Page and application data records:
··········
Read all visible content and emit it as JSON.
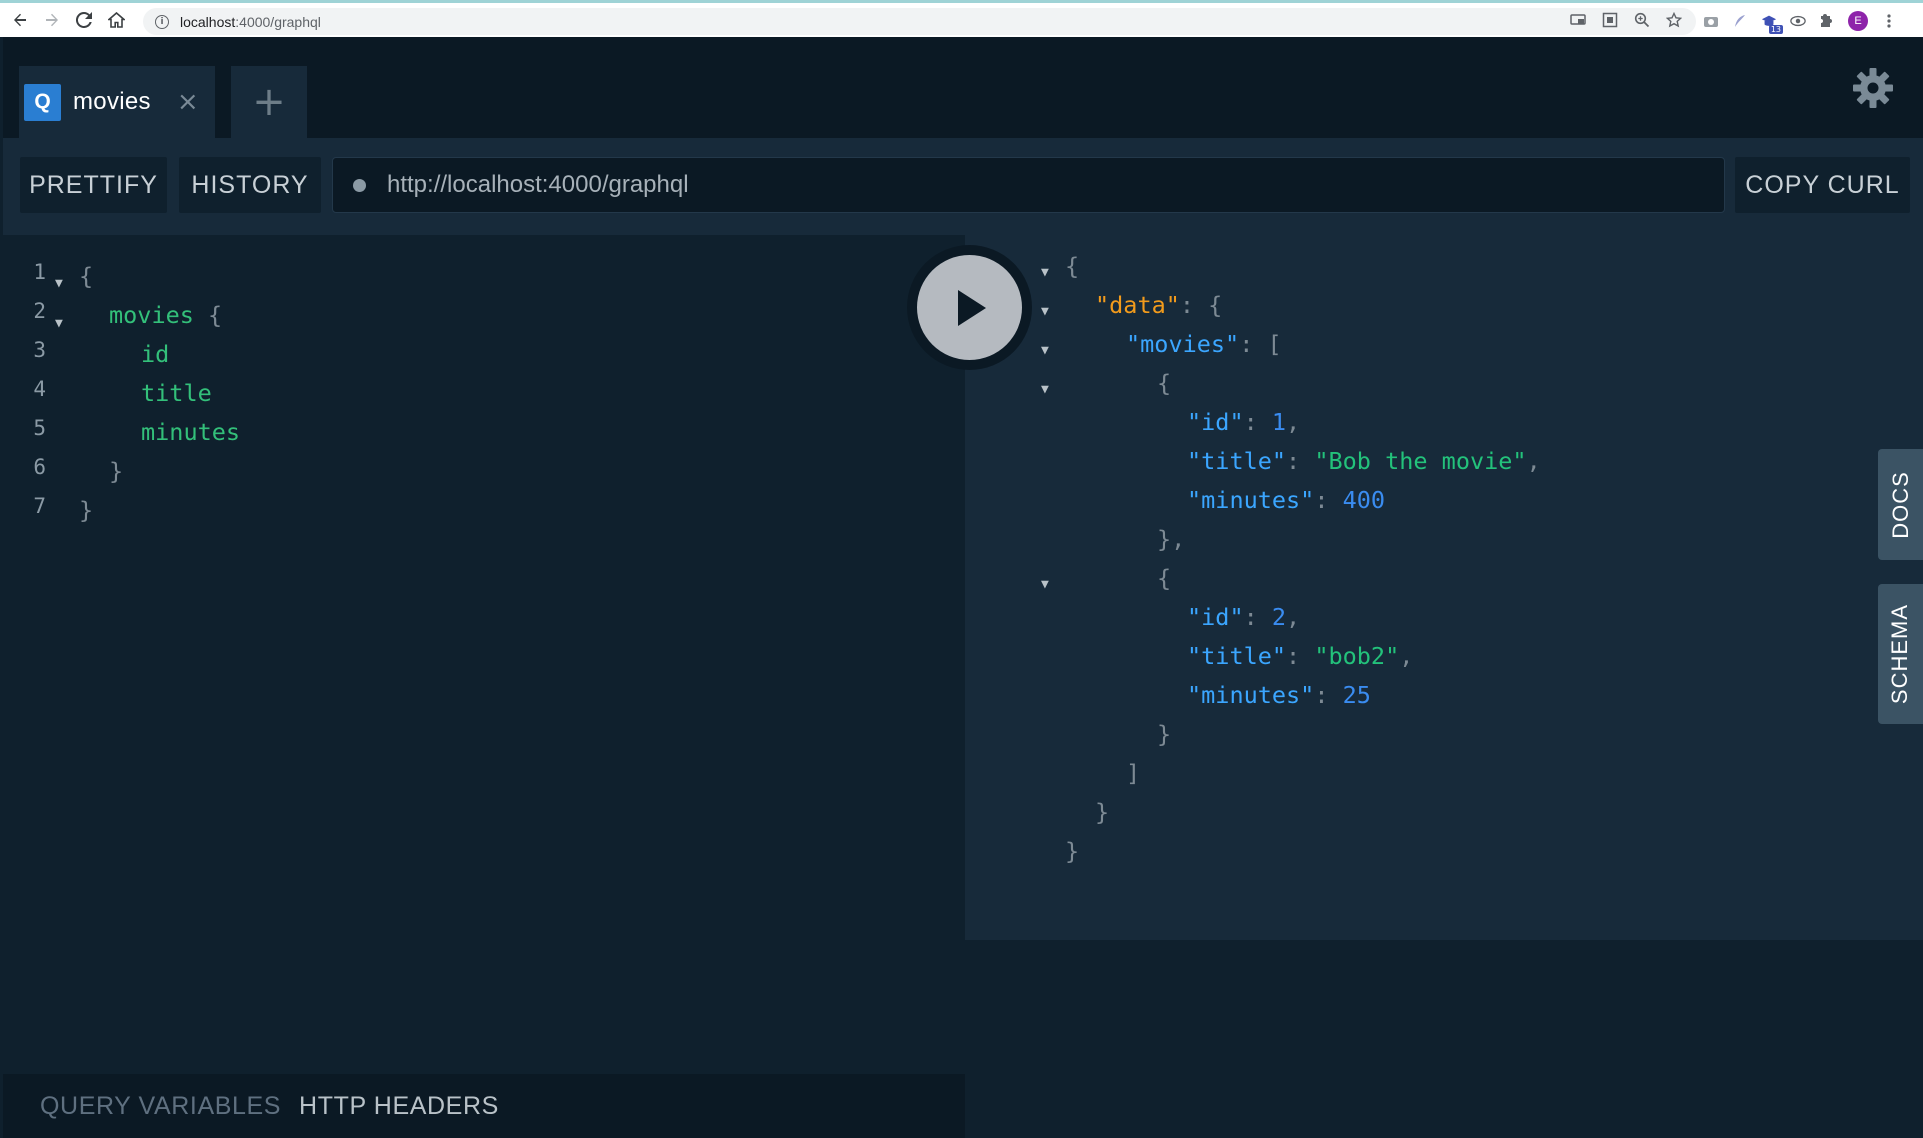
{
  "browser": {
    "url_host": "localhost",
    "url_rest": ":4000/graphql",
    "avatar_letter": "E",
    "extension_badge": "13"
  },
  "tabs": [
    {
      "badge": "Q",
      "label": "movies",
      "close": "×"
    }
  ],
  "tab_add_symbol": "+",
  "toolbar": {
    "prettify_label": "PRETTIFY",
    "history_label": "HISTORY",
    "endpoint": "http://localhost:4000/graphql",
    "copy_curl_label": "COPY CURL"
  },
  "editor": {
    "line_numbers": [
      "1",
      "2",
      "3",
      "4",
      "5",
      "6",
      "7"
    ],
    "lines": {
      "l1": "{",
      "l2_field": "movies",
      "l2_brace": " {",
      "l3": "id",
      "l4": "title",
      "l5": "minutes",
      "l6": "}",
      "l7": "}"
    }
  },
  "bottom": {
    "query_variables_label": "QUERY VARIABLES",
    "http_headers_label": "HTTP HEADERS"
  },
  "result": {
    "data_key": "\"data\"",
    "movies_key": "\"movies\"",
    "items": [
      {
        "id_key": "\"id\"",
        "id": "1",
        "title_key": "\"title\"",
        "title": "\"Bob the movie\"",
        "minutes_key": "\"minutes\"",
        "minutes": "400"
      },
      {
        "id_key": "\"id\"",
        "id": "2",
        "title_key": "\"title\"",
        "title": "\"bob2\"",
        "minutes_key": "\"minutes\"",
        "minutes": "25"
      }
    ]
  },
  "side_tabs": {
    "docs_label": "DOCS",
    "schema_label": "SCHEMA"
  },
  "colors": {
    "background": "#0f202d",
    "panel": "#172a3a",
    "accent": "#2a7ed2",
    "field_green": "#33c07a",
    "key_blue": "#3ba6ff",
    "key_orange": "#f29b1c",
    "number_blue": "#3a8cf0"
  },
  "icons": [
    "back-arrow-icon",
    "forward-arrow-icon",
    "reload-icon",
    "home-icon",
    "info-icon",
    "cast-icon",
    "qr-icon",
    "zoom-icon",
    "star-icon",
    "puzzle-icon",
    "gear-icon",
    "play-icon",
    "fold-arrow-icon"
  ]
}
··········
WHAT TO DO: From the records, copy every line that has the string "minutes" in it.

THE COMPLETED TASK:
      "l5": "minutes",
        "minutes_key": "\"minutes\"",
        "minutes": "400"
        "minutes_key": "\"minutes\"",
        "minutes": "25"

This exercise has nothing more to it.